[TASK REQUIREMENTS] Write the listing out again, exactly as it appears.

[DATA SUPPLIED]
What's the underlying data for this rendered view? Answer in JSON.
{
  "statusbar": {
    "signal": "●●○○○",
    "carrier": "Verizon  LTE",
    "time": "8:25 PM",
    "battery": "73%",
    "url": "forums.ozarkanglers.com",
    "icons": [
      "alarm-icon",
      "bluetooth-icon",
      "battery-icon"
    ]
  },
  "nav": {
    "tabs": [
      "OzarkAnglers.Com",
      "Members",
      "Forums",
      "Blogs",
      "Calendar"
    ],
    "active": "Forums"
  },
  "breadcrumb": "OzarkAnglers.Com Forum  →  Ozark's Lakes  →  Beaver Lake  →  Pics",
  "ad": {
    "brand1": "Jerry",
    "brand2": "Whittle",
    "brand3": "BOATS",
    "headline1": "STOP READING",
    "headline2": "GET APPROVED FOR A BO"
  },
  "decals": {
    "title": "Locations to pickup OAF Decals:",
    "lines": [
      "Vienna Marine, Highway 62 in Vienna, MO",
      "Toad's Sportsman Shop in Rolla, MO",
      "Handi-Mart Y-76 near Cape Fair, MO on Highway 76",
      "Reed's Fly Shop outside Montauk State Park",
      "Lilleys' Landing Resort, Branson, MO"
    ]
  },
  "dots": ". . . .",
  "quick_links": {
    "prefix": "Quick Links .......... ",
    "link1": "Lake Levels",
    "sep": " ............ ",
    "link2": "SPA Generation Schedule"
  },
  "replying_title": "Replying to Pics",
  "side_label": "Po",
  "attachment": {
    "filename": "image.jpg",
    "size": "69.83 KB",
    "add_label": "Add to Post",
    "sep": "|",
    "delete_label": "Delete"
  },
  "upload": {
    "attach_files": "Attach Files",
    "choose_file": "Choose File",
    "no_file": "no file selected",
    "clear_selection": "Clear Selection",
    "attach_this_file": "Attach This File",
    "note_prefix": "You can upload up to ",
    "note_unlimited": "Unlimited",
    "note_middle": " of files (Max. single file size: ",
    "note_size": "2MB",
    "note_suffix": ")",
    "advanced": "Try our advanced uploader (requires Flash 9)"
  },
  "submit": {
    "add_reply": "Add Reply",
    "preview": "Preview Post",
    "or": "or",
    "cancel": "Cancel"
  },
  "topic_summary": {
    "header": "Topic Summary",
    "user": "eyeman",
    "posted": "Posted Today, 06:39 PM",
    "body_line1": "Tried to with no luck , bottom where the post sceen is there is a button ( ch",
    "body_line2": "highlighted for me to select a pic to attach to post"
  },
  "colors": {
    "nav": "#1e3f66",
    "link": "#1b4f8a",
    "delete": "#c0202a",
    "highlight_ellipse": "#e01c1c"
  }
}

[OUTPUT FOR THIS EXERCISE]
What's the underlying data for this rendered view? Answer in JSON.
{
  "statusbar": {
    "signal": "●●○○○",
    "carrier": "Verizon  LTE",
    "time": "8:25 PM",
    "battery": "73%",
    "url": "forums.ozarkanglers.com",
    "icons": [
      "alarm-icon",
      "bluetooth-icon",
      "battery-icon"
    ]
  },
  "nav": {
    "tabs": [
      "OzarkAnglers.Com",
      "Members",
      "Forums",
      "Blogs",
      "Calendar"
    ],
    "active": "Forums"
  },
  "breadcrumb": "OzarkAnglers.Com Forum  →  Ozark's Lakes  →  Beaver Lake  →  Pics",
  "ad": {
    "brand1": "Jerry",
    "brand2": "Whittle",
    "brand3": "BOATS",
    "headline1": "STOP READING",
    "headline2": "GET APPROVED FOR A BO"
  },
  "decals": {
    "title": "Locations to pickup OAF Decals:",
    "lines": [
      "Vienna Marine, Highway 62 in Vienna, MO",
      "Toad's Sportsman Shop in Rolla, MO",
      "Handi-Mart Y-76 near Cape Fair, MO on Highway 76",
      "Reed's Fly Shop outside Montauk State Park",
      "Lilleys' Landing Resort, Branson, MO"
    ]
  },
  "dots": ". . . .",
  "quick_links": {
    "prefix": "Quick Links .......... ",
    "link1": "Lake Levels",
    "sep": " ............ ",
    "link2": "SPA Generation Schedule"
  },
  "replying_title": "Replying to Pics",
  "side_label": "Po",
  "attachment": {
    "filename": "image.jpg",
    "size": "69.83 KB",
    "add_label": "Add to Post",
    "sep": "|",
    "delete_label": "Delete"
  },
  "upload": {
    "attach_files": "Attach Files",
    "choose_file": "Choose File",
    "no_file": "no file selected",
    "clear_selection": "Clear Selection",
    "attach_this_file": "Attach This File",
    "note_prefix": "You can upload up to ",
    "note_unlimited": "Unlimited",
    "note_middle": " of files (Max. single file size: ",
    "note_size": "2MB",
    "note_suffix": ")",
    "advanced": "Try our advanced uploader (requires Flash 9)"
  },
  "submit": {
    "add_reply": "Add Reply",
    "preview": "Preview Post",
    "or": "or",
    "cancel": "Cancel"
  },
  "topic_summary": {
    "header": "Topic Summary",
    "user": "eyeman",
    "posted": "Posted Today, 06:39 PM",
    "body_line1": "Tried to with no luck , bottom where the post sceen is there is a button ( ch",
    "body_line2": "highlighted for me to select a pic to attach to post"
  },
  "colors": {
    "nav": "#1e3f66",
    "link": "#1b4f8a",
    "delete": "#c0202a",
    "highlight_ellipse": "#e01c1c"
  }
}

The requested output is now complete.